‘If “soft skills” are in your definition of student achievement, are you finding ways to provide those experiences? Many students find those experiences in their extra curricular activities. I am wondering if it is common for our schools to limit time for these “soft skills” learning activities from the very students who may need them most for building future success.’
I wrote those words at the end of a May 3 posting and now I found some other writers raising a similar question.
Debra Viadero reports on recent research indicating that after waning for years, civic participation among young people appears to be on the rise. But students who are members of racial or ethnic minorities, who live in poor neighborhoods, or who are tracked into low-achieving classes get fewer opportunities to exercise their civic muscles than their better-off peers.
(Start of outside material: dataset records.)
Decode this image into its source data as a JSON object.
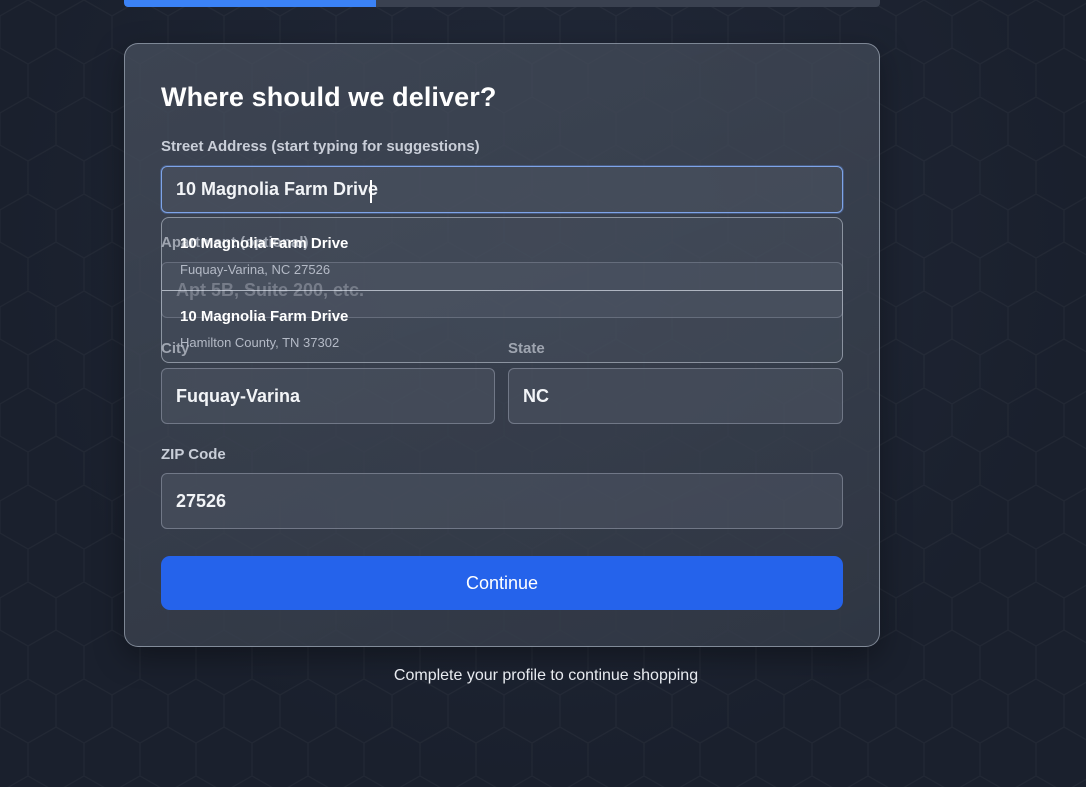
{
  "progress": {
    "fraction": 0.333
  },
  "form": {
    "title": "Where should we deliver?",
    "street": {
      "label": "Street Address (start typing for suggestions)",
      "value": "10 Magnolia Farm Drive"
    },
    "apartment": {
      "label": "Apartment (optional)",
      "placeholder": "Apt 5B, Suite 200, etc."
    },
    "city": {
      "label": "City",
      "value": "Fuquay-Varina"
    },
    "state": {
      "label": "State",
      "value": "NC"
    },
    "zip": {
      "label": "ZIP Code",
      "value": "27526"
    },
    "continue_label": "Continue"
  },
  "suggestions": [
    {
      "main": "10 Magnolia Farm Drive",
      "sub": "Fuquay-Varina, NC 27526"
    },
    {
      "main": "10 Magnolia Farm Drive",
      "sub": "Hamilton County, TN 37302"
    }
  ],
  "footer_text": "Complete your profile to continue shopping",
  "colors": {
    "accent": "#2563eb",
    "progress": "#3b82f6"
  }
}
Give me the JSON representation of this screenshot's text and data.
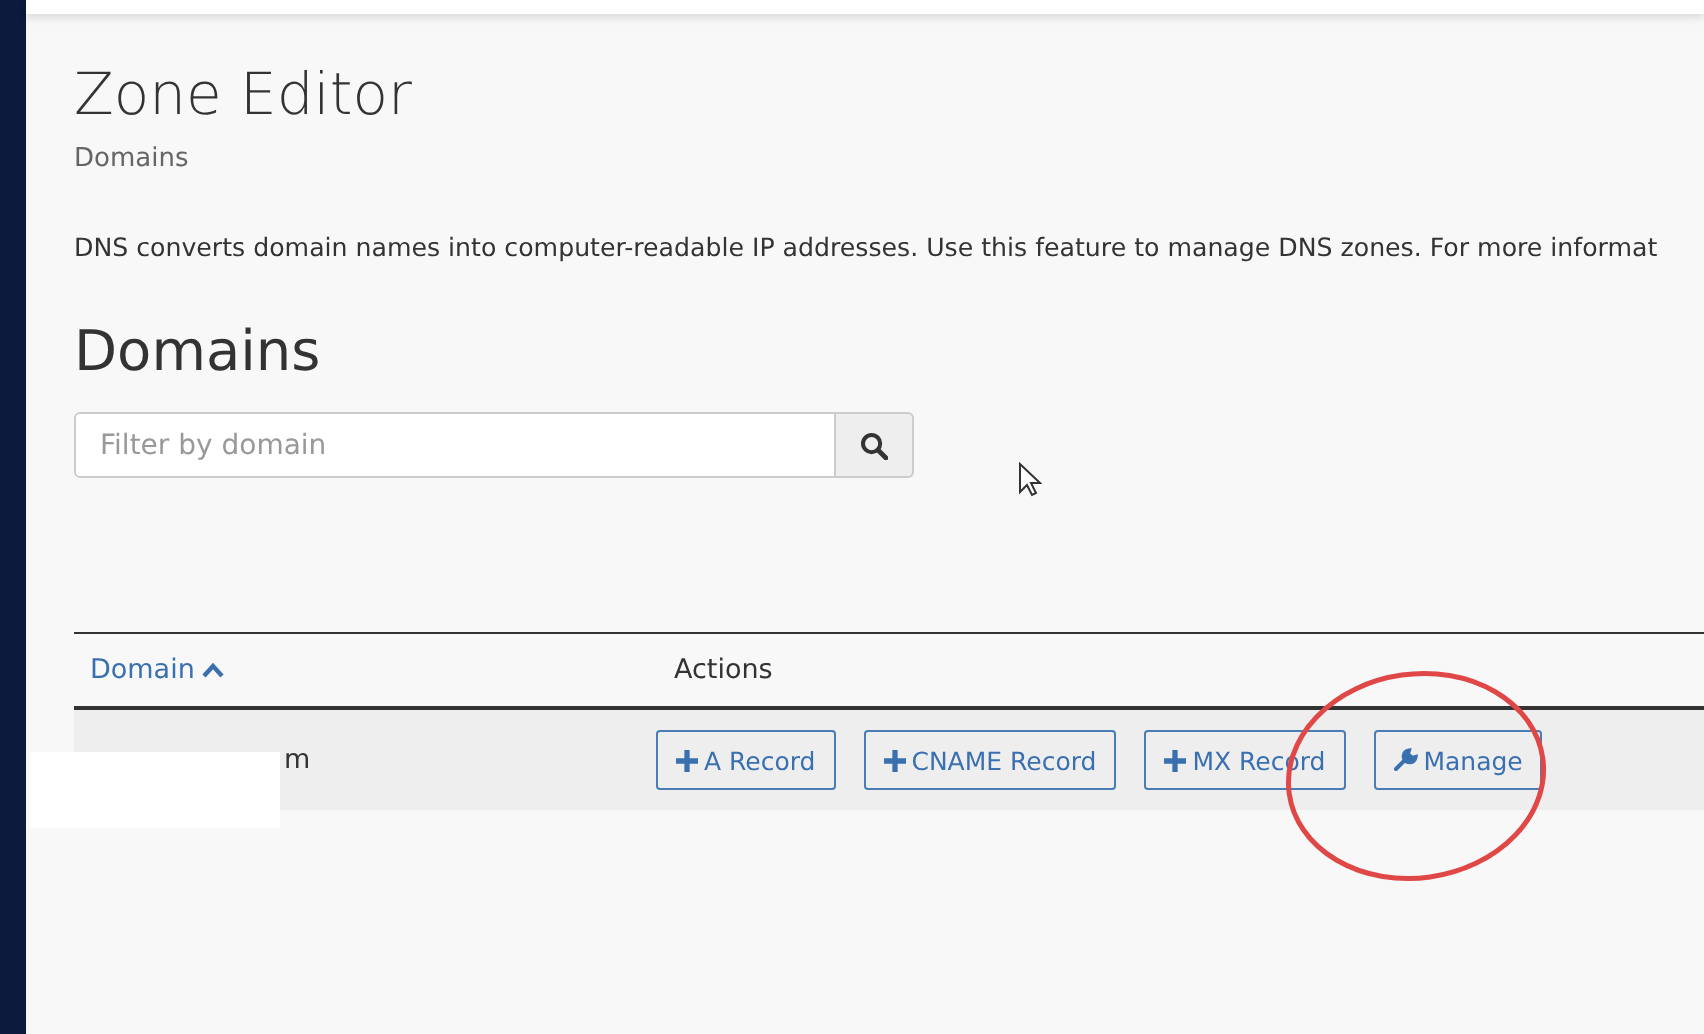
{
  "page": {
    "title": "Zone Editor",
    "breadcrumb": "Domains",
    "description": "DNS converts domain names into computer-readable IP addresses. Use this feature to manage DNS zones. For more informat"
  },
  "section": {
    "title": "Domains",
    "search": {
      "placeholder": "Filter by domain"
    }
  },
  "table": {
    "columns": [
      {
        "label": "Domain",
        "sorted": true
      },
      {
        "label": "Actions",
        "sorted": false
      }
    ],
    "rows": [
      {
        "domain": "m",
        "actions": [
          {
            "label": "A Record",
            "kind": "add"
          },
          {
            "label": "CNAME Record",
            "kind": "add"
          },
          {
            "label": "MX Record",
            "kind": "add"
          },
          {
            "label": "Manage",
            "kind": "manage"
          }
        ]
      }
    ]
  }
}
Statistics also show that a majority of young people report having spent some time volunteering while in high school—and doing so at much higher rates than their parents ever did. The number one predictor of volunteering for students is whether anybody ever asks them. Many disadvantaged and low-achieving students never get “asked” to take part in volunteer or civic-learning opportunities in their schools.
“The lesson is that asking young people to contribute in a positive way can be an effective way to get them involved”.
April 27, 2009 edition of the Washington Post
Jay Mathews states,” Senior Projects Encourage Insight and Sustained Effort.” He reports that students he has interviewed report beginning their projects with resentment of the time demands during what should be a fun filled senior year but at some point have a change of heart realizing the value of their efforts. He quotes Wendy Ramirez after finishing her report on forensic science, “It’s an experience that I will never forget that will help me so much in my future.”
Mathews ask, ”Why should just private schools, and a few exceptional public schools …be encouraging insight through sustained effort? This relates to another of my pet peeves: the reluctance of American public high schools to assign even one research paper of significant length and complexity before students graduate. The exceptions are schools that offer the International Baccalaureate diploma program. Many IB students have told me the 4,000-word extended essay they wrote in their senior year was their most memorable high school experience, but only a few private or magnet IB schools make everybody do that.
But many high school students still don’t get to learn what Wendy Ramirez did: “When I set my mind to something and work hard to accomplish it,” she said, “I will conquer it and complete it.” We want our teenagers to get something out of high school, but we usually define that as good grades, high test scores and a few extracurricular activities, whatever the colleges want. We don’t think they are capable of much else.
I recently finished reading Rachel’s Tears. Rachel Joy Scott was a high school senior killed in the Columbine High School attack that happened 10 years ago. A photographer, who was updating my photos for work, was so moved by the book shortly after it was written by Rachel’s mother and father that he painted Rachel’s portrait and gave it to her mom. When he learned about my work in education he gave me a copy of the book signed by Rachel’s mom just days before the ten year anniversary. Throughout the book Rachel’s parents share understandings about their daughter and her life. Many excerpts from Rachel’s diary, which was in her backpack when she was shot, are included. I stopped many times while reading impressed with just how insightful, deep, and influential students can be.
How much are they and we losing when schools miss providing the opportunities for students to commit to REAL EFFORT for REAL RESULTS?